**What the task requires:** Please retype all of the entries that follow, leaving the images out.

━━━━━━━━━━

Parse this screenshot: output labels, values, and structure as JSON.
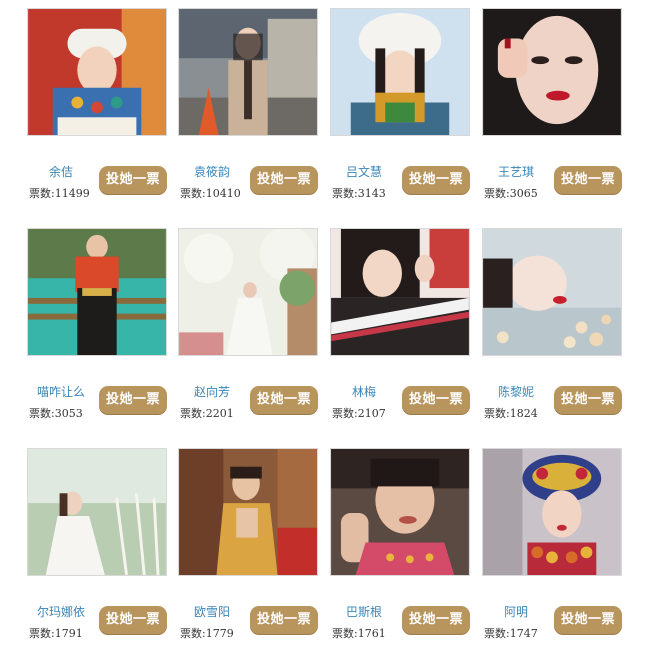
{
  "button_label": "投她一票",
  "votes_prefix": "票数:",
  "accent_color": "#b9955e",
  "name_color": "#3a86b8",
  "contestants": [
    {
      "name": "余佶",
      "votes": "11499"
    },
    {
      "name": "袁筱韵",
      "votes": "10410"
    },
    {
      "name": "吕文慧",
      "votes": "3143"
    },
    {
      "name": "王艺琪",
      "votes": "3065"
    },
    {
      "name": "喵咋让么",
      "votes": "3053"
    },
    {
      "name": "赵向芳",
      "votes": "2201"
    },
    {
      "name": "林梅",
      "votes": "2107"
    },
    {
      "name": "陈黎妮",
      "votes": "1824"
    },
    {
      "name": "尔玛娜依",
      "votes": "1791"
    },
    {
      "name": "欧雪阳",
      "votes": "1779"
    },
    {
      "name": "巴斯根",
      "votes": "1761"
    },
    {
      "name": "阿明",
      "votes": "1747"
    }
  ]
}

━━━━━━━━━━

**Result of this task:**
Parse this screenshot: output labels, values, and structure as JSON.
{
  "button_label": "投她一票",
  "votes_prefix": "票数:",
  "accent_color": "#b9955e",
  "name_color": "#3a86b8",
  "contestants": [
    {
      "name": "余佶",
      "votes": "11499"
    },
    {
      "name": "袁筱韵",
      "votes": "10410"
    },
    {
      "name": "吕文慧",
      "votes": "3143"
    },
    {
      "name": "王艺琪",
      "votes": "3065"
    },
    {
      "name": "喵咋让么",
      "votes": "3053"
    },
    {
      "name": "赵向芳",
      "votes": "2201"
    },
    {
      "name": "林梅",
      "votes": "2107"
    },
    {
      "name": "陈黎妮",
      "votes": "1824"
    },
    {
      "name": "尔玛娜依",
      "votes": "1791"
    },
    {
      "name": "欧雪阳",
      "votes": "1779"
    },
    {
      "name": "巴斯根",
      "votes": "1761"
    },
    {
      "name": "阿明",
      "votes": "1747"
    }
  ]
}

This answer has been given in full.